Labs and tests

Electrocardiogram

  • ? changed from pre-op ( new RBBB is not uncommon, usually temporary and of little clinical significance; Shifts of the axis are also common and usually benign)
  • Rhythm – post-operative bradycardias, blocks, or atrial fibrillation
  • ST-T changes – diffuse non-specific changes are not uncommon and may reflect pericardial inflammation; ST elevation in two or more contiguous leads in a territory that was grafted can indicate an acute graft failure – notify the ICU fellow or Attending immediately; ST segment elevation across the anterior leads can represent LIMA spasm if the LIMA was grafted to the LAD – notify the ICU fellow or Attending immediately.

Chest X-Ray

  • Verify correct position of the ETT. Ideally half way between the glottis and the carina. Should be at least one cm above the carina.
  • Verify correct position of the Swan-Ganz catheter. The tip should not be too peripheral – no more than 1 to 2 fingerbreadths beyond the lateral mediastinal shadow.
  • Check the position of all other tubes and drains. The ng tube, chest tubes, and mediastinal sumps.
  • Check for pneumothorax.
  • Check for lobar collapse, atelectasis, effusions, pulmonary edema.

Laboratory Results

  • Hemoglobin
  • Coagulation parameters (PLT, PT, PTT, INR, ACT)
  • Potassium, magnesium – a vigorous diuresis is common in the first few hours after the OR. This can lead to significant hypokalemia and hypomagnesaemia which increases the likelihood of post-operative dysrhythmias. Standing orders are in place to replace these electrolytes.
  • Glucose – tight glycemic control post-operatively reduces morbidity. Use an insulin drip or sliding scale to keep the blood glucose between 6 and 10mMol/L.
  • Cardiac markers – elevations of CPK, CPK-MB, and troponins are non-specific.

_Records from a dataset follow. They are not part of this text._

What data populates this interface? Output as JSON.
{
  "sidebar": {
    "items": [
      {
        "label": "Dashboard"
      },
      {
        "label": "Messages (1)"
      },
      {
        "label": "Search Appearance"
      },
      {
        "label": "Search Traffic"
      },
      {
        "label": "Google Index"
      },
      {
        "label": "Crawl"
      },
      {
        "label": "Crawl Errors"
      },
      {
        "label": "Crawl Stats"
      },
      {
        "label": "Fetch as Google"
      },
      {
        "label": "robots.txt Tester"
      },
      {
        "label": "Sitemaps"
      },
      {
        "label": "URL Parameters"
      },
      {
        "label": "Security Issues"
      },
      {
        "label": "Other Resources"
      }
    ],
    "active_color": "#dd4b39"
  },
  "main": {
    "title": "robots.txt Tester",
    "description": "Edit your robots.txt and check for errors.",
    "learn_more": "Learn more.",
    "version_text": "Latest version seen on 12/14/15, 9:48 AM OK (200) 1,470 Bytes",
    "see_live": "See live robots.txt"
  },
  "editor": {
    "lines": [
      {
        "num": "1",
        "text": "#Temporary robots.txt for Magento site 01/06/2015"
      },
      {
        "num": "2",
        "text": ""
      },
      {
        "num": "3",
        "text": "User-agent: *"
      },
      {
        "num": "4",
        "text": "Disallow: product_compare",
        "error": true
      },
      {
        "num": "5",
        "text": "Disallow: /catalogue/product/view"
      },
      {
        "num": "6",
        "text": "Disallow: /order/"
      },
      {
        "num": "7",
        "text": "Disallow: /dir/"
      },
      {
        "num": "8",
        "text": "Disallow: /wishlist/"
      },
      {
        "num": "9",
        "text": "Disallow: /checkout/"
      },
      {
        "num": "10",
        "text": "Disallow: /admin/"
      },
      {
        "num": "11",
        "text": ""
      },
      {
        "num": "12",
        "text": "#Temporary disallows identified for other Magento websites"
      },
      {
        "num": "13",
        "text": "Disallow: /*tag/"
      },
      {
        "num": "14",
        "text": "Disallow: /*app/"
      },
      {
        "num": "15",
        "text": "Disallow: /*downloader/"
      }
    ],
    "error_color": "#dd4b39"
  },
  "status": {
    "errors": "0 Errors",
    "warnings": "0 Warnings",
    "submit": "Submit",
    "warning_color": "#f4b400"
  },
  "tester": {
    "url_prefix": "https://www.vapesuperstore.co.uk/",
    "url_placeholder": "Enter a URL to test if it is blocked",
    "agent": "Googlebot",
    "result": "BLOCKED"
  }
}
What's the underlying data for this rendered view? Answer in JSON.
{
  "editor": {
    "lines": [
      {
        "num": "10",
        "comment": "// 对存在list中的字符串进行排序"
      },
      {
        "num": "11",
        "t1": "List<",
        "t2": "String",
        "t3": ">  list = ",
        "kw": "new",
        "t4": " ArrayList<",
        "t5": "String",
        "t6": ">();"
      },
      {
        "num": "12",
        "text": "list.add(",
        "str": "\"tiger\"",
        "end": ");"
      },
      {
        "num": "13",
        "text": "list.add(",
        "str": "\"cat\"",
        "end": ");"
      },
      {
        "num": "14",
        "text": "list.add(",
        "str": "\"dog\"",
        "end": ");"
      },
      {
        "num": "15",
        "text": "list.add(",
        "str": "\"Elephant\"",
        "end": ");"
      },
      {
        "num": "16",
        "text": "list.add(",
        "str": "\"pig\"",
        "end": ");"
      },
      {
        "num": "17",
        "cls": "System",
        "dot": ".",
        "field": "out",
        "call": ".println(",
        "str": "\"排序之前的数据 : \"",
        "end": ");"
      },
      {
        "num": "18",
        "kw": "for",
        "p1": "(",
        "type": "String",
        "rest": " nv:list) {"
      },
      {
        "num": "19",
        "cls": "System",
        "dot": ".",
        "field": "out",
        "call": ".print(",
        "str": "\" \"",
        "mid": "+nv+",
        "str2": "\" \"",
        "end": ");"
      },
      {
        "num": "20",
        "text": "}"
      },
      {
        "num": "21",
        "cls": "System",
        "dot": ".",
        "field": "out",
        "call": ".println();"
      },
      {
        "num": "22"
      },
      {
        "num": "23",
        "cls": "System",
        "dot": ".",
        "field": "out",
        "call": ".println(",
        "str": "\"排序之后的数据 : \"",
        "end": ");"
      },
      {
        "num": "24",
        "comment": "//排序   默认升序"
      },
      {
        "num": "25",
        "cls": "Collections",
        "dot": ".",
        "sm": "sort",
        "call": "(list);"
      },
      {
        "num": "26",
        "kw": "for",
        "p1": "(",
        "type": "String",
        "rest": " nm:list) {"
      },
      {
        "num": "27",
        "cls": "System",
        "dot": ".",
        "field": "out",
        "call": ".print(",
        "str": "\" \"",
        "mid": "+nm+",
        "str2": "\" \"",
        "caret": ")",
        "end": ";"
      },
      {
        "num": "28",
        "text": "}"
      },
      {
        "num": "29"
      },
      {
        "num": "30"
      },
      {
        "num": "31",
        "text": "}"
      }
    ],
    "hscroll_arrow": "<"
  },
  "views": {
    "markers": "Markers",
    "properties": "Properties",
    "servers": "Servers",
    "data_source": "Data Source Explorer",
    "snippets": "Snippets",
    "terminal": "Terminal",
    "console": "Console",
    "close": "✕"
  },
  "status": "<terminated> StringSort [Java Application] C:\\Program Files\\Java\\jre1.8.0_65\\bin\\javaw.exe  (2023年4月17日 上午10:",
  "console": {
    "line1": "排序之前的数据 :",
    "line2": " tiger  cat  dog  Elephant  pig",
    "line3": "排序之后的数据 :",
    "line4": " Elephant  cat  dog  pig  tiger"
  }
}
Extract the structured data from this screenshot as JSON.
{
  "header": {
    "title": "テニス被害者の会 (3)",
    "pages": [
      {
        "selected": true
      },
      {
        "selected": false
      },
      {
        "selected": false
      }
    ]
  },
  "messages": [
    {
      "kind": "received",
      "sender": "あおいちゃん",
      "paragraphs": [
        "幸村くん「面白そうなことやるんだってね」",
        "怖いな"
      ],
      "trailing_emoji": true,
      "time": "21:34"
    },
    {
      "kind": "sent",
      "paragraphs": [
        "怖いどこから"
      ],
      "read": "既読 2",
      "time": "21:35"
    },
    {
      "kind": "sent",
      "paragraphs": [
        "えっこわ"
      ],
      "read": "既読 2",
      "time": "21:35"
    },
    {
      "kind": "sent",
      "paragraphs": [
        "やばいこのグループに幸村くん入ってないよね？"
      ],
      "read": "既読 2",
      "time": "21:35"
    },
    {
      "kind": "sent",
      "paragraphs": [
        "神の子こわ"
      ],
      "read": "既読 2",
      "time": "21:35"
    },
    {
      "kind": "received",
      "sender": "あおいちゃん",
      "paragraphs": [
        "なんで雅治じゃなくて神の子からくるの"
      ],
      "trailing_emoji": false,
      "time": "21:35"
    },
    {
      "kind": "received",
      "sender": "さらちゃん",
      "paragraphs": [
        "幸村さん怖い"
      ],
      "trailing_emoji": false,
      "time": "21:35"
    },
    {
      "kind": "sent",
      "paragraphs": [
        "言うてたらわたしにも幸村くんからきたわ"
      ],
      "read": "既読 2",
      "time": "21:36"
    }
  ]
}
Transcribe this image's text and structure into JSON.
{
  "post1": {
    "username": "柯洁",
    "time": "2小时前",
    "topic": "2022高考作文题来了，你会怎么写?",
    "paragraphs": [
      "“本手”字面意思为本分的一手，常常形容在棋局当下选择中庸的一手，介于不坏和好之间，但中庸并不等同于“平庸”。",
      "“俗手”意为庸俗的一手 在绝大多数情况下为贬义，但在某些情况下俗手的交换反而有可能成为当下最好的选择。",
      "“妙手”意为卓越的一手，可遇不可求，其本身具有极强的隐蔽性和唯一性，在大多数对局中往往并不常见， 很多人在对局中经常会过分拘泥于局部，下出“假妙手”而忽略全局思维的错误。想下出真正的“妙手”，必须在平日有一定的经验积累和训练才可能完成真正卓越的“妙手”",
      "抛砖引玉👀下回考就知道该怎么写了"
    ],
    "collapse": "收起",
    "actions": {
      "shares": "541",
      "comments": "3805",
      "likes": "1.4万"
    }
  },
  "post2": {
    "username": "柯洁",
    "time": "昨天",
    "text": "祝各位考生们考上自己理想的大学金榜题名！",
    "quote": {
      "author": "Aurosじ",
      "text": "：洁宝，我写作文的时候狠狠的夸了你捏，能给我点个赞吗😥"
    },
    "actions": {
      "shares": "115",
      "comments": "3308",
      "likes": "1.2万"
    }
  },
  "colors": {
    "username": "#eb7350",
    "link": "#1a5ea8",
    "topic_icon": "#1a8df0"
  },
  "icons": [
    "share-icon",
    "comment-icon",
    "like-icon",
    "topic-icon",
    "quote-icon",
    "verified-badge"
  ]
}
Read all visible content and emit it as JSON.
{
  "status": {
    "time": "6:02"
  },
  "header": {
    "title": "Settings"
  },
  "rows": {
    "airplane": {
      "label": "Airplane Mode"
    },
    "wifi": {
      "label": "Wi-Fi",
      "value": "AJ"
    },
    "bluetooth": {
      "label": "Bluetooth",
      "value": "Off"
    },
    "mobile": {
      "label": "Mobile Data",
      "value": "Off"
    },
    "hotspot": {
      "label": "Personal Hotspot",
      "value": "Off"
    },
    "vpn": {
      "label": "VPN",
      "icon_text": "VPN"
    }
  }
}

They should be assessed as part of the overall clinical picture including the hemodynamic status of the patient and the EKG.